Search the records below for "Onboarding"; copy each line that has it.

**Information given**
*** Begin section ***

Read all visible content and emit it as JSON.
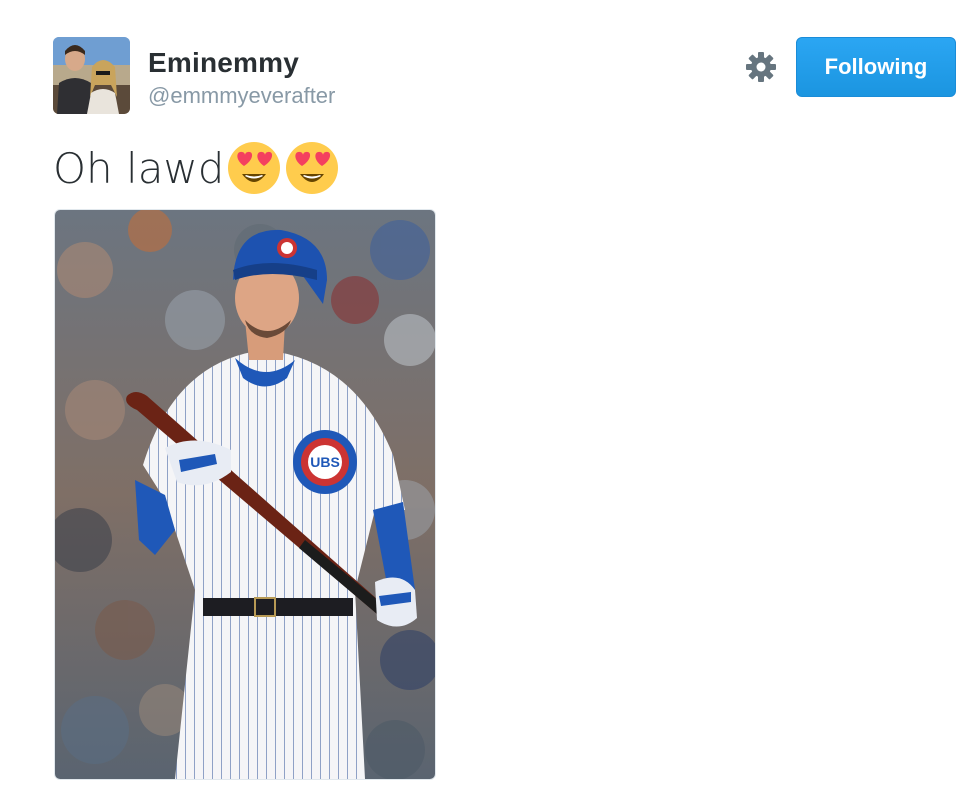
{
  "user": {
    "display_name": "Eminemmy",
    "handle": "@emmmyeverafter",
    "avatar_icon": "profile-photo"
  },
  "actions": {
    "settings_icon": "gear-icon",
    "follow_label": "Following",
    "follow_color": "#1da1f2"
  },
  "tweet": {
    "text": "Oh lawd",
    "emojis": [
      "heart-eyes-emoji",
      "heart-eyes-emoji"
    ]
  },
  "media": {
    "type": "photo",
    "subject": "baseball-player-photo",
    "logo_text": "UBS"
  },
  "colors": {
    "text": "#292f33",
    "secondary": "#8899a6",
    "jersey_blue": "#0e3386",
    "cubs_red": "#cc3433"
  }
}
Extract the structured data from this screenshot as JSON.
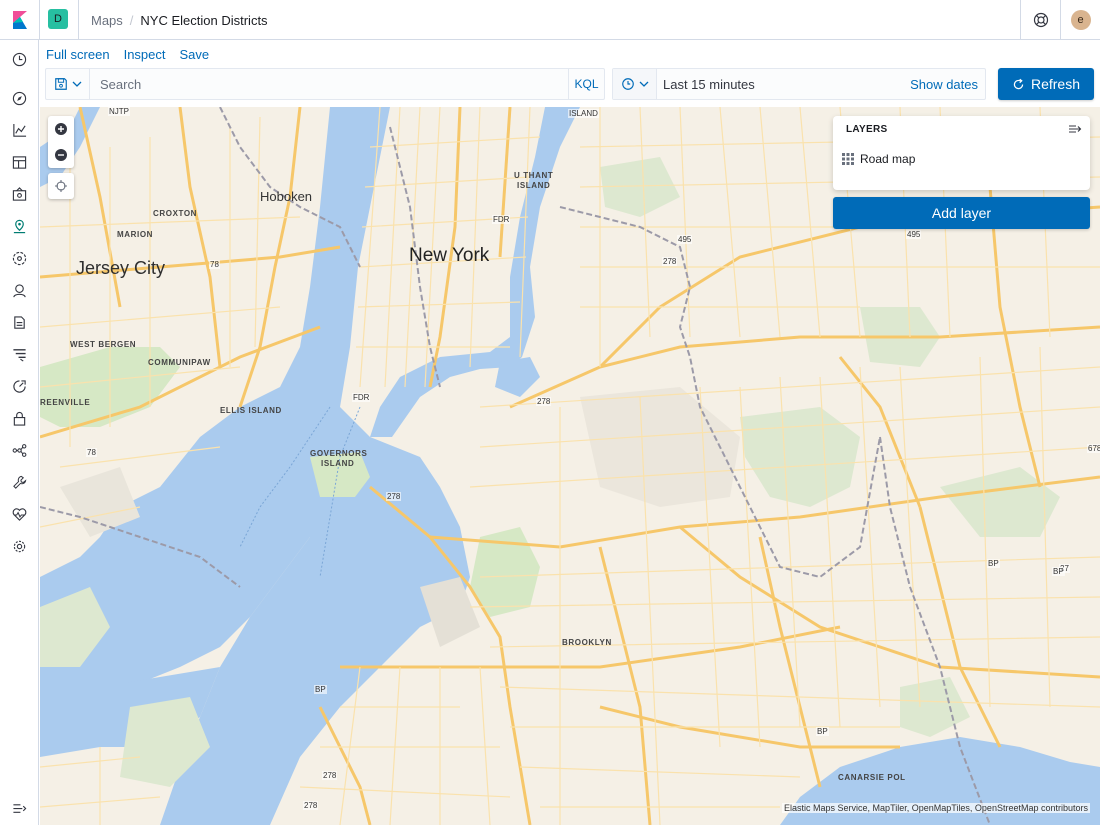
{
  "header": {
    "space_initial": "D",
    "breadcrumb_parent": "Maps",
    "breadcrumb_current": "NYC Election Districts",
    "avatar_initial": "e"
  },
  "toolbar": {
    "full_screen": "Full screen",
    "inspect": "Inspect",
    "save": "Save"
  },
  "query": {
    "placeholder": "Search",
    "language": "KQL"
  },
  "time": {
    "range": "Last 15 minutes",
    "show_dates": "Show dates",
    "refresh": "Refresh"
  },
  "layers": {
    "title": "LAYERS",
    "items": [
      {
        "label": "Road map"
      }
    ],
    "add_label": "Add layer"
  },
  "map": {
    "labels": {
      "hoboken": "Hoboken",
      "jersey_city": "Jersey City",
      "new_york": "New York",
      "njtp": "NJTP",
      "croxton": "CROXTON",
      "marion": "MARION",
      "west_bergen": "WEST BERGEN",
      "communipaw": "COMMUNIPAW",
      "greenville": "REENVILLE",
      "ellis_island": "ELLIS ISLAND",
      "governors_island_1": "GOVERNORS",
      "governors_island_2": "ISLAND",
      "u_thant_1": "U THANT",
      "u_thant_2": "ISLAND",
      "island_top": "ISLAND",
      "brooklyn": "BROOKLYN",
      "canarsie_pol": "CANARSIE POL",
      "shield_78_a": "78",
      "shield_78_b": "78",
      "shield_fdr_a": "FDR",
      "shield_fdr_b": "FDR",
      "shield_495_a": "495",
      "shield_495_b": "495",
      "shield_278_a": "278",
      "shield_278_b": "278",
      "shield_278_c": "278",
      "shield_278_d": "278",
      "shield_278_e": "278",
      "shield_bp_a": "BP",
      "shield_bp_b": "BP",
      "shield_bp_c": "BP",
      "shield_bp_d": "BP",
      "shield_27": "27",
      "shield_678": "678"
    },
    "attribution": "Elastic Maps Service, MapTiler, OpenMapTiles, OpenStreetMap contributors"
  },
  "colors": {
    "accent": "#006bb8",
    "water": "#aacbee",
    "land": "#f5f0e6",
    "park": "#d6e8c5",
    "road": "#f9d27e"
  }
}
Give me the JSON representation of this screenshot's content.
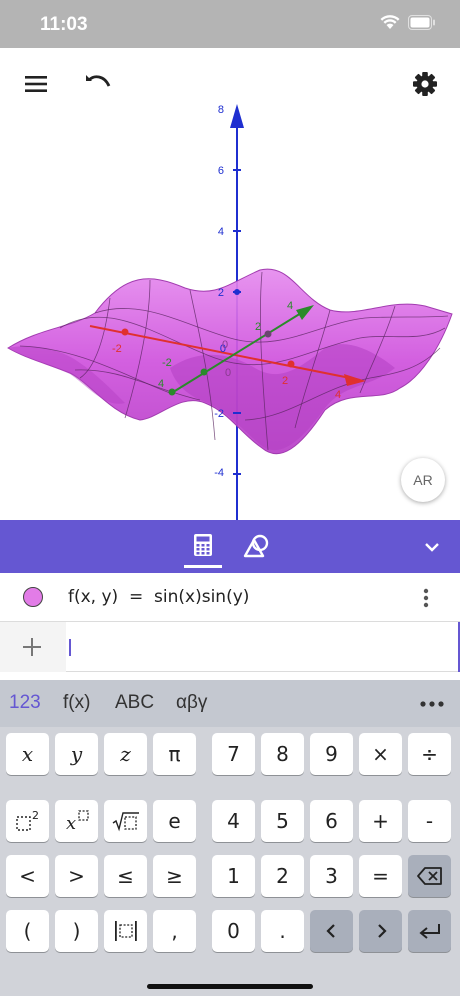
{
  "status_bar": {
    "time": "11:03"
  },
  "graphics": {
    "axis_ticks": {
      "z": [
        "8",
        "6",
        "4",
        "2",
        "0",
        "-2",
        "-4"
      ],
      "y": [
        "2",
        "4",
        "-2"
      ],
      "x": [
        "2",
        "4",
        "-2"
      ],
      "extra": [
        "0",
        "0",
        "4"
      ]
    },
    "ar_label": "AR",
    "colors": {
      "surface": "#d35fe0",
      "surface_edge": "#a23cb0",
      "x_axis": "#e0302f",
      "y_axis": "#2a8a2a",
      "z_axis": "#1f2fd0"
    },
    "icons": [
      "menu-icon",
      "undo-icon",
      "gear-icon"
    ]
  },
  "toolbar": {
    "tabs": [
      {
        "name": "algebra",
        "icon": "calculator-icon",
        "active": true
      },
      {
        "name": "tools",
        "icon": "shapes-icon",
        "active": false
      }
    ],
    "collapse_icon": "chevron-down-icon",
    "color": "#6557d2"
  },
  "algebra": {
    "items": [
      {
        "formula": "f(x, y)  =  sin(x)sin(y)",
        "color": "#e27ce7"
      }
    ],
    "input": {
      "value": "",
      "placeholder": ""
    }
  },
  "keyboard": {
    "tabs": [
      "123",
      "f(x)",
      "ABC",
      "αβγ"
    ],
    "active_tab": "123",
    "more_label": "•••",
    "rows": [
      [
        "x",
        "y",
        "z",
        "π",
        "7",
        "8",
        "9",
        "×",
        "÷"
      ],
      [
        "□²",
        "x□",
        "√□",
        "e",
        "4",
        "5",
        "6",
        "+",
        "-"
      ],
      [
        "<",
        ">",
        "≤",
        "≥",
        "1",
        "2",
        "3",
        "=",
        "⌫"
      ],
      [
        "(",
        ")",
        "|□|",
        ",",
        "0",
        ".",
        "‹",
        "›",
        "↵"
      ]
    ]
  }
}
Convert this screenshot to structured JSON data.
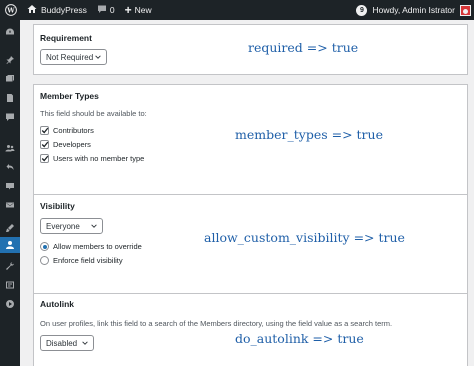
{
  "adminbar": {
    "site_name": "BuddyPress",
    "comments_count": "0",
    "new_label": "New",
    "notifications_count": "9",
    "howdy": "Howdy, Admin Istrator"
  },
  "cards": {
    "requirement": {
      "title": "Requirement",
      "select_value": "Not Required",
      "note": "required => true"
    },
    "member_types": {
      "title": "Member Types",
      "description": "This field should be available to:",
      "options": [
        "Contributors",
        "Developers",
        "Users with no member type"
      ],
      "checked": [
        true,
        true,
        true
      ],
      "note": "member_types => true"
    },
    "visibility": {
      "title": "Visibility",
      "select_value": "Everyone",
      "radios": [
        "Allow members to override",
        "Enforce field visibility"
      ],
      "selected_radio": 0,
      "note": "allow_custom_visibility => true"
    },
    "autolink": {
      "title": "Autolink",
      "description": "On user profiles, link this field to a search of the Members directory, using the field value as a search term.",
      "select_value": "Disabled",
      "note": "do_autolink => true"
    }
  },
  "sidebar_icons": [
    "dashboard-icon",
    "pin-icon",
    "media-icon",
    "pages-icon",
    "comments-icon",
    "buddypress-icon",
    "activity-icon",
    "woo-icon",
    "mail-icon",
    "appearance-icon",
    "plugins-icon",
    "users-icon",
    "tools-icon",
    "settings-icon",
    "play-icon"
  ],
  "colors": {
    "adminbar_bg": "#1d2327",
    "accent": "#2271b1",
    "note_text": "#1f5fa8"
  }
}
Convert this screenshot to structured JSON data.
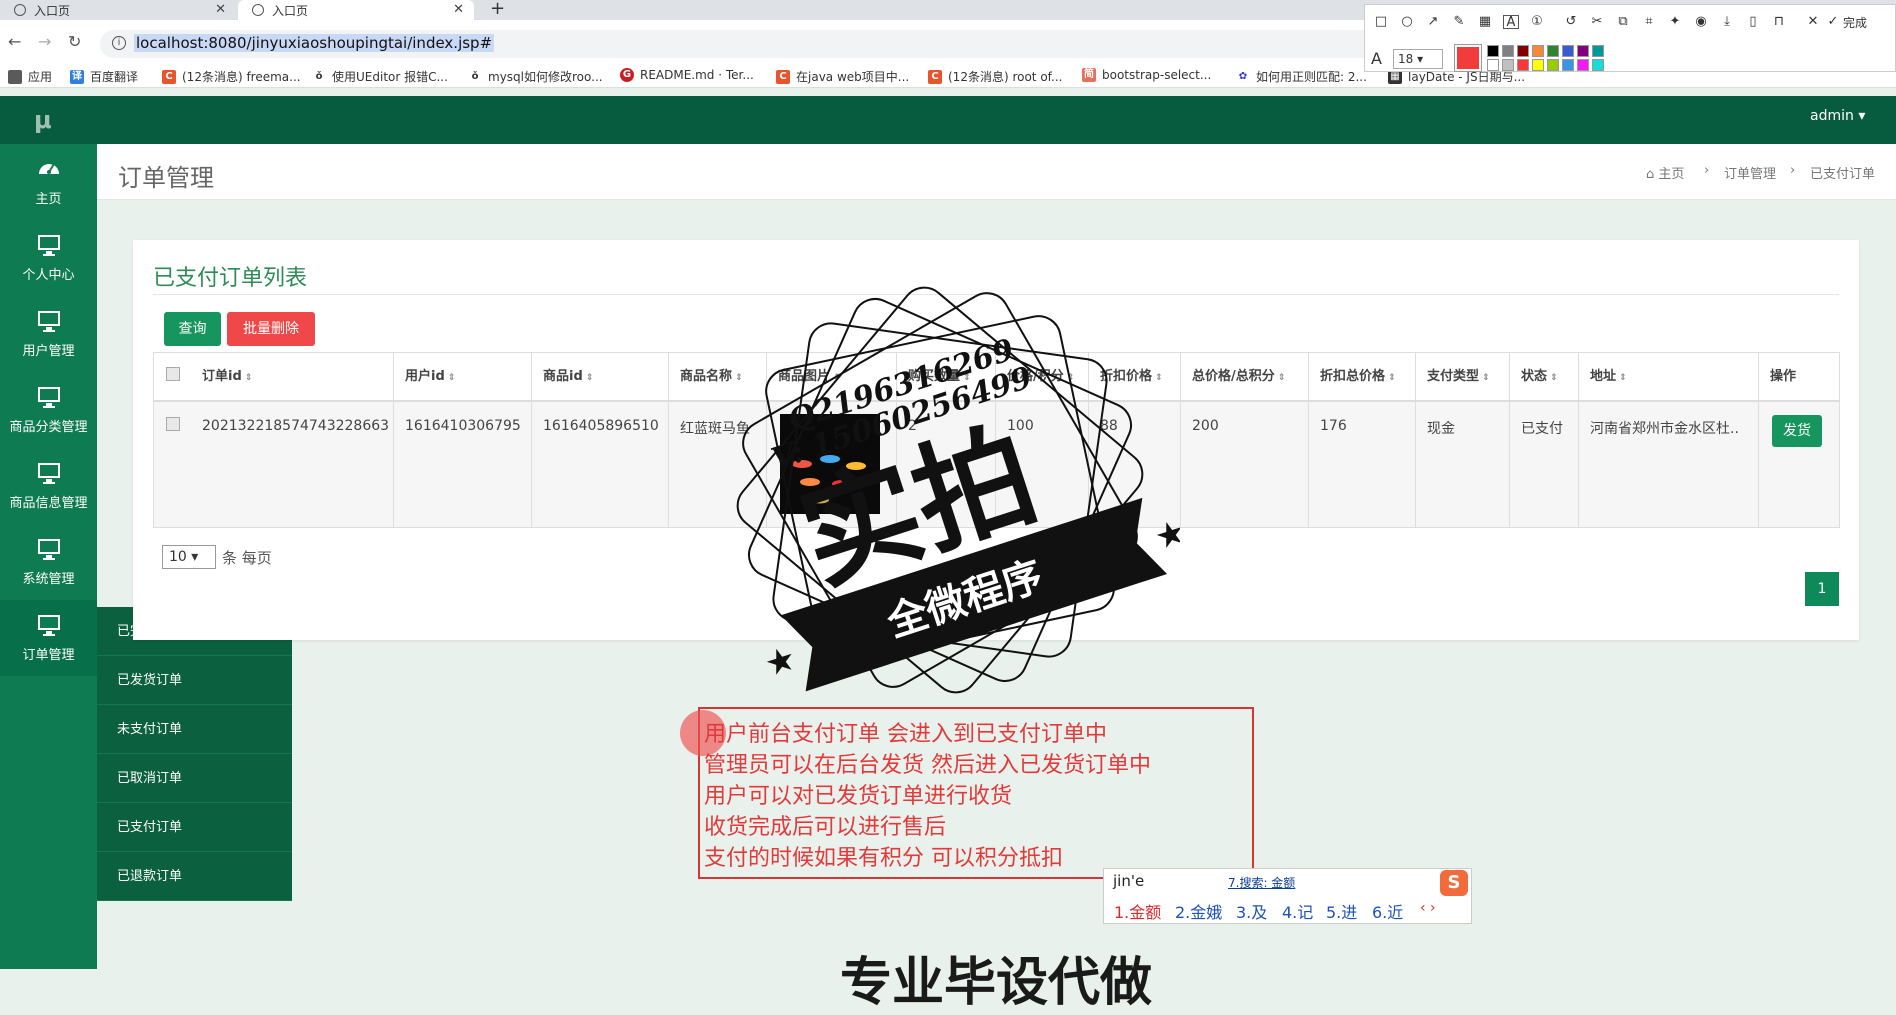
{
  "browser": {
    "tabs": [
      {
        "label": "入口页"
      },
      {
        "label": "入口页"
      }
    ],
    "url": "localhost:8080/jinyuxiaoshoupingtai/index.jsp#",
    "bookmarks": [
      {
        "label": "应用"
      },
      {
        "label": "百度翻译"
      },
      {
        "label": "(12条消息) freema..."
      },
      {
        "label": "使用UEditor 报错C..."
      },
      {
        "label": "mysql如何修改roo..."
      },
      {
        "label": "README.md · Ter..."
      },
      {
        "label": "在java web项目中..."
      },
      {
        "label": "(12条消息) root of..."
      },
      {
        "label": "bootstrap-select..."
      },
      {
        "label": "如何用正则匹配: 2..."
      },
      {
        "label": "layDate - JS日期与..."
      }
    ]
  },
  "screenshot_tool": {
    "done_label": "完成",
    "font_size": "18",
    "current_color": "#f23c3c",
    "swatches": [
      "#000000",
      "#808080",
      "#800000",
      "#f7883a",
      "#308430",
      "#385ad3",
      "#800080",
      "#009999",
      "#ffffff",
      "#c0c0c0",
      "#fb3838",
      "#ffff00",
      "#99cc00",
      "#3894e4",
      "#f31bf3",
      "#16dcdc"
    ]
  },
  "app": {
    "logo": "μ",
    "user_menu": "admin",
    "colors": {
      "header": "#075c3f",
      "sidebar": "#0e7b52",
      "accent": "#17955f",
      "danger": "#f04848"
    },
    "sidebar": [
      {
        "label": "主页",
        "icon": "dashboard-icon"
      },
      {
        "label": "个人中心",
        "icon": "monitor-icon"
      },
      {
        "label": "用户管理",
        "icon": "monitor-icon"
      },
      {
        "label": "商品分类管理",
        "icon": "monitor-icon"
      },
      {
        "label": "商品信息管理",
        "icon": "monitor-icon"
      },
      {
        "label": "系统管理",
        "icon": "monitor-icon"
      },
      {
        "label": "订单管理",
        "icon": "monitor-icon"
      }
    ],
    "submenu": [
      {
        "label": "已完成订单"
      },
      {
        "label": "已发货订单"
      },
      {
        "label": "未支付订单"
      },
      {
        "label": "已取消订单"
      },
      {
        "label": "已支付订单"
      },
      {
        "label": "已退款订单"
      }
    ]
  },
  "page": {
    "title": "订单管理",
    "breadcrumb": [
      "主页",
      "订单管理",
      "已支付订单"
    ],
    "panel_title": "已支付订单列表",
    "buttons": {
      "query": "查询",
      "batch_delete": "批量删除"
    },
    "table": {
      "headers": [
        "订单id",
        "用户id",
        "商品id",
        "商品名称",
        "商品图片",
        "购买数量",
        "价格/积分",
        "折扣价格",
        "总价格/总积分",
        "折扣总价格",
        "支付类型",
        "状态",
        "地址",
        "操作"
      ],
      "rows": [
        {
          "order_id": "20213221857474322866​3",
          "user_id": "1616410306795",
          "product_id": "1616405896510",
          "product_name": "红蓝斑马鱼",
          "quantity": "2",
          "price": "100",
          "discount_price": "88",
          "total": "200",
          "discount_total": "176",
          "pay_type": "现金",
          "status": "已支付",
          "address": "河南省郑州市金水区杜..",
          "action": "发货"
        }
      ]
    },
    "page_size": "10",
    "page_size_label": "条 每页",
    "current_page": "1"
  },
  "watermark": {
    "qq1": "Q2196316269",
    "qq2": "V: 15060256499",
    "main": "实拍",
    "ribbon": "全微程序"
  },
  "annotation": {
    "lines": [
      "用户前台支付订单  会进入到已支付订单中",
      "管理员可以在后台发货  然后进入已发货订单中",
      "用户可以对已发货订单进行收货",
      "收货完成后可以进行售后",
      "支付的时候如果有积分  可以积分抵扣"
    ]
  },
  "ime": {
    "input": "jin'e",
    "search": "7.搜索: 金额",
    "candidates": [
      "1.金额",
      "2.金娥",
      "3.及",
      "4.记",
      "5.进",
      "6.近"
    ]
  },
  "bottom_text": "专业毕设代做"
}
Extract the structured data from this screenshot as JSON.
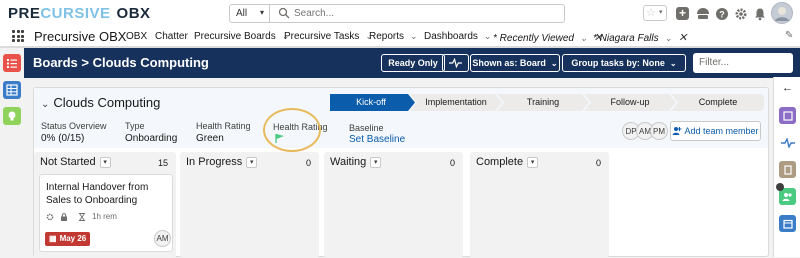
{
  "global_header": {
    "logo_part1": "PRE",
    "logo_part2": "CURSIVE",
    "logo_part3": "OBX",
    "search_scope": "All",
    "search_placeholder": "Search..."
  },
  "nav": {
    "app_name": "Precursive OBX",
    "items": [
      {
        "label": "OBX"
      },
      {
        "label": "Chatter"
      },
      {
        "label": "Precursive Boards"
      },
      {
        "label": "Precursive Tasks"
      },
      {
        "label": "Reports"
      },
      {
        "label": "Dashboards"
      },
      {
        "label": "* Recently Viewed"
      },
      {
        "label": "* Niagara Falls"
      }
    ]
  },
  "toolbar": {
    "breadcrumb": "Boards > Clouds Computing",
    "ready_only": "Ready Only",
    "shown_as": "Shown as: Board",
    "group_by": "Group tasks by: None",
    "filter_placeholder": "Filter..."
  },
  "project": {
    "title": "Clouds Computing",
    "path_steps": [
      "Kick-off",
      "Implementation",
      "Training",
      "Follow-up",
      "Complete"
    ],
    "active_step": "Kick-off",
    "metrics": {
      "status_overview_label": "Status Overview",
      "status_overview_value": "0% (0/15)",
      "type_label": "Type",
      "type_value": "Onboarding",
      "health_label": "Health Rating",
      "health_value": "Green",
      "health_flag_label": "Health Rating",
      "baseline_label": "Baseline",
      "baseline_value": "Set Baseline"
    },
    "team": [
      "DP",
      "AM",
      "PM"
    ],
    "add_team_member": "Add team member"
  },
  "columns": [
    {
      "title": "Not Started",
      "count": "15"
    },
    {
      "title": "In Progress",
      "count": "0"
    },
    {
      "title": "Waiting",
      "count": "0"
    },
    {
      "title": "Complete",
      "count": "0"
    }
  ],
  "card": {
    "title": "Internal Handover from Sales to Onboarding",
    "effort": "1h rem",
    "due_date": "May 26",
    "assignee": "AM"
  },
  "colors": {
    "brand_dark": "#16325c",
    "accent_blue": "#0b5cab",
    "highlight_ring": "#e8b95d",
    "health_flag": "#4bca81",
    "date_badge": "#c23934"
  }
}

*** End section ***

**Answer for this exercise**
      "type_value": "Onboarding",
    "title": "Internal Handover from Sales to Onboarding",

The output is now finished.